Such a draconian action by EU customers is not likely to happen quickly, because it would be a large disruption to current business practices. Many lawyers have been advising a “wait and see” approach. This is because the U.S. and the EU are already back in discussions about another treaty, just as they were after the Schrems I decision. However, some data protection authorities, such as the German DPA, are recommending that German companies should not do business with the U.S. It is for this reason that I prepared the questionnaire.
Your clients will likely receive a wide range of inquiries from their European customers. Rather than advise “wait and see,” work with your clients’ sales and IT departments to answer these questions. Recording their answers will enable lawyers to take on a leadership role. The questionnaire provides you with an opportunity to prove that being prepared can save relationships, continue to build trust and avoid losing even more revenue during this very challenging year.
1. Do you have EU customers? How many?
2. Are you in negotiations or sales conversations with any EU customers? How many?
3. What is your current revenue from EU sales?
4. What is your projected revenue from EU sales?
5. Is your business listed on the Privacy Shield list as active?
7. Do you have a dedicated, chosen Data Protection Authority in Europe?
8. If you have a DPA, who is it and have they issued any guidance?
9. If you don’t have a DPA, do you have any offices in Europe?
10. Look at your contracts with EU customers. Do you have standard contractual clauses (SCCs) or data protection addendums with them? Please list.
11. Have you ever received a U.S. government subpoena (under the Mutual Legal Assistance Treaty)? If so, how many and when?
12. What type of personal data do you collect on EU citizens?

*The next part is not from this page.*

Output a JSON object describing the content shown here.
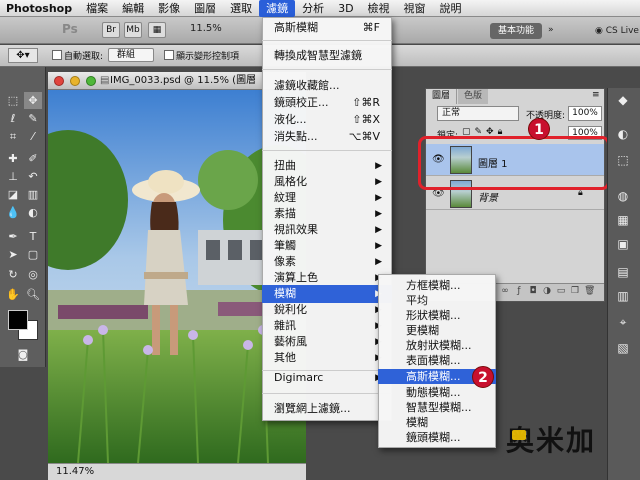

13. If you have never received a U.S. government request for access to personal data that you process, would 14. you consider the type of data you process of interest to the government if one of the data subjects were a criminal? A state actor? A political influencer?
15. Do you provide services to the U.S. government (federal, state, local)?

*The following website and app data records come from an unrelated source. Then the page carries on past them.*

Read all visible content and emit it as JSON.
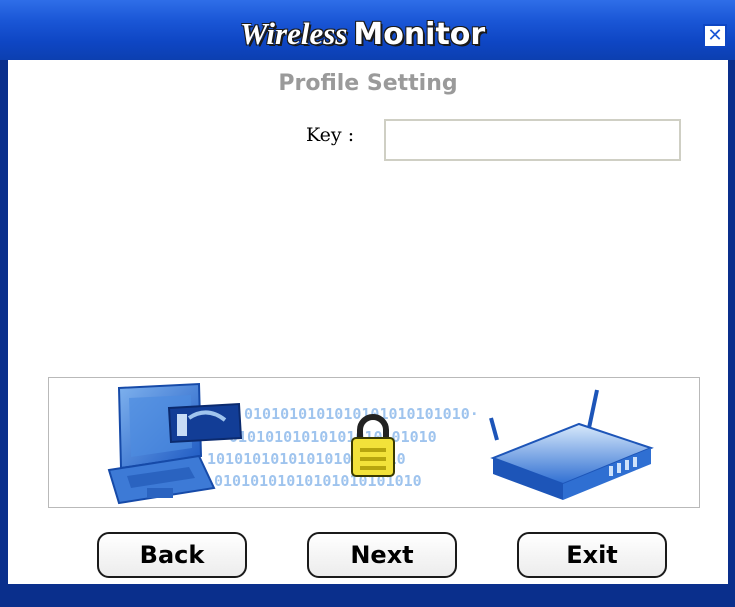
{
  "window": {
    "title_part1": "Wireless",
    "title_part2": "Monitor",
    "close_glyph": "✕"
  },
  "page": {
    "subtitle": "Profile Setting",
    "key_label": "Key :",
    "key_value": ""
  },
  "banner": {
    "binary_rows": [
      "0101010101010101010101010·",
      "01010101010101010101010",
      "1010101010101010101010",
      "01010101010101010101010"
    ],
    "icons": [
      "laptop-icon",
      "padlock-icon",
      "router-icon"
    ]
  },
  "buttons": {
    "back": "Back",
    "next": "Next",
    "exit": "Exit"
  },
  "colors": {
    "titlebar": "#1a56d6",
    "frame": "#0a2f8c",
    "subtitle": "#9a9a9a",
    "binary": "#9fc4ee",
    "binary_bold": "#1f4aa6"
  }
}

16. Do you have privacy counsel?
17. Do you have D&O insurance?
18. Do you have network intrusion detection?
19. Is personal data encrypted when in transit and at rest?
20. Do you anonymize personal data?

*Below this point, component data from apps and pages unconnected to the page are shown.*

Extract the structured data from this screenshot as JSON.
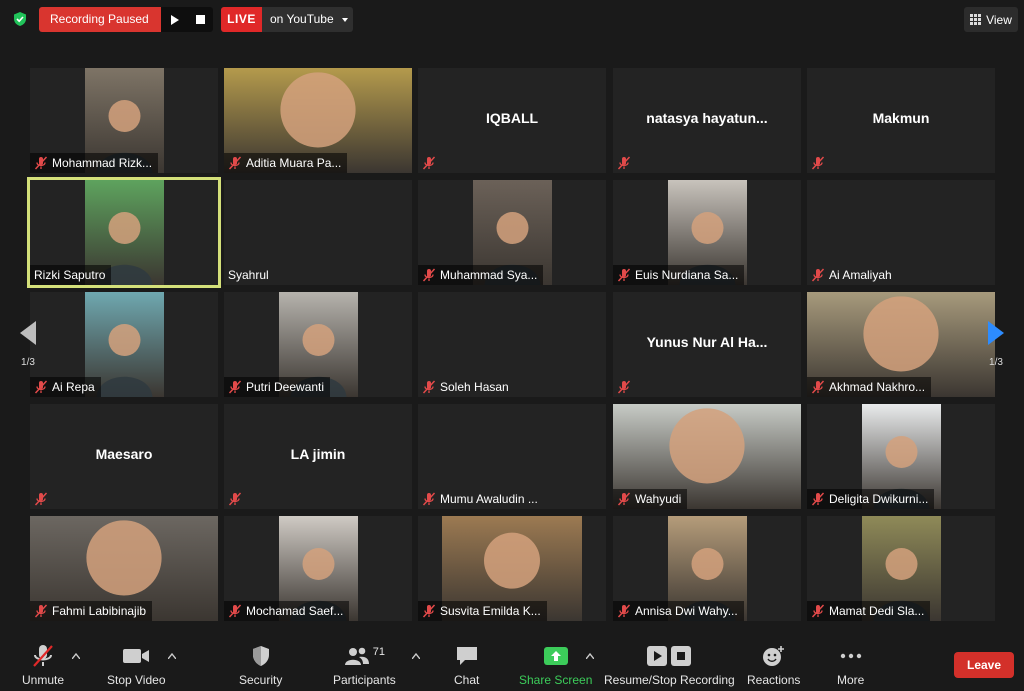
{
  "topbar": {
    "recording_label": "Recording Paused",
    "live_label": "LIVE",
    "live_target": "on YouTube",
    "view_label": "View"
  },
  "pagination": {
    "left": "1/3",
    "right": "1/3"
  },
  "tiles": [
    {
      "name": "Mohammad Rizk...",
      "muted": true,
      "video": true,
      "video_color": "#7e7466",
      "center": false
    },
    {
      "name": "Aditia Muara Pa...",
      "muted": true,
      "video": true,
      "video_color": "#b49a4c",
      "center": false
    },
    {
      "name": "IQBALL",
      "muted": true,
      "video": false,
      "center": true
    },
    {
      "name": "natasya  hayatun...",
      "muted": true,
      "video": false,
      "center": true
    },
    {
      "name": "Makmun",
      "muted": true,
      "video": false,
      "center": true
    },
    {
      "name": "Rizki Saputro",
      "muted": false,
      "video": true,
      "video_color": "#5ea35e",
      "center": false,
      "active": true
    },
    {
      "name": "Syahrul",
      "muted": false,
      "video": false,
      "center": false
    },
    {
      "name": "Muhammad Sya...",
      "muted": true,
      "video": true,
      "video_color": "#6b6158",
      "center": false
    },
    {
      "name": "Euis Nurdiana Sa...",
      "muted": true,
      "video": true,
      "video_color": "#c8c3bc",
      "center": false
    },
    {
      "name": "Ai Amaliyah",
      "muted": true,
      "video": false,
      "center": false
    },
    {
      "name": "Ai Repa",
      "muted": true,
      "video": true,
      "video_color": "#6fa8b0",
      "center": false
    },
    {
      "name": "Putri Deewanti",
      "muted": true,
      "video": true,
      "video_color": "#b6b3ad",
      "center": false
    },
    {
      "name": "Soleh Hasan",
      "muted": true,
      "video": false,
      "center": false
    },
    {
      "name": "Yunus Nur Al Ha...",
      "muted": true,
      "video": false,
      "center": true
    },
    {
      "name": "Akhmad Nakhro...",
      "muted": true,
      "video": true,
      "video_color": "#a79a7c",
      "center": false
    },
    {
      "name": "Maesaro",
      "muted": true,
      "video": false,
      "center": true
    },
    {
      "name": "LA jimin",
      "muted": true,
      "video": false,
      "center": true
    },
    {
      "name": "Mumu Awaludin ...",
      "muted": true,
      "video": false,
      "center": false
    },
    {
      "name": "Wahyudi",
      "muted": true,
      "video": true,
      "video_color": "#c7cbc6",
      "center": false
    },
    {
      "name": "Deligita Dwikurni...",
      "muted": true,
      "video": true,
      "video_color": "#e9ebec",
      "center": false
    },
    {
      "name": "Fahmi Labibinajib",
      "muted": true,
      "video": true,
      "video_color": "#6c6761",
      "center": false
    },
    {
      "name": "Mochamad Saef...",
      "muted": true,
      "video": true,
      "video_color": "#cfcac4",
      "center": false
    },
    {
      "name": "Susvita Emilda K...",
      "muted": true,
      "video": true,
      "video_color": "#9c7a52",
      "center": false
    },
    {
      "name": "Annisa Dwi Wahy...",
      "muted": true,
      "video": true,
      "video_color": "#b59c7a",
      "center": false
    },
    {
      "name": "Mamat Dedi Sla...",
      "muted": true,
      "video": true,
      "video_color": "#8f8a58",
      "center": false
    }
  ],
  "toolbar": {
    "unmute": "Unmute",
    "stop_video": "Stop Video",
    "security": "Security",
    "participants": "Participants",
    "participants_count": "71",
    "chat": "Chat",
    "share_screen": "Share Screen",
    "recording": "Resume/Stop Recording",
    "reactions": "Reactions",
    "more": "More",
    "leave": "Leave"
  },
  "colors": {
    "accent_green": "#3ccc5a",
    "live_red": "#e02828",
    "leave_red": "#d3302a",
    "active_border": "#d4e07a"
  }
}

21. Have you ever suffered a security incident where a foreign government tried to access your data center?
22. Do you rely on AWS or another data center controlled by a third party? If requested, could they access the data in your servers/ buckets for purposes of complying with a government inquiry?
22. Please reference the security information of your data center, if available online.
Caroline McCaffery is the CEO & Co-Founder of ClearOPS, Inc., a B2B SaaS data privacy and cybersecurity company launched in October 2017. Working alongside lawyers and law firms, ClearOPS technology makes it easy to respond to, and keep track of, security questionnaires. McCaffery received her B.A. in International Relations from the University of Pennsylvania and her J.D. from New York University School of Law. She is a member of the bar in both New York and California and is a Certified Privacy Professional (CIPP/US).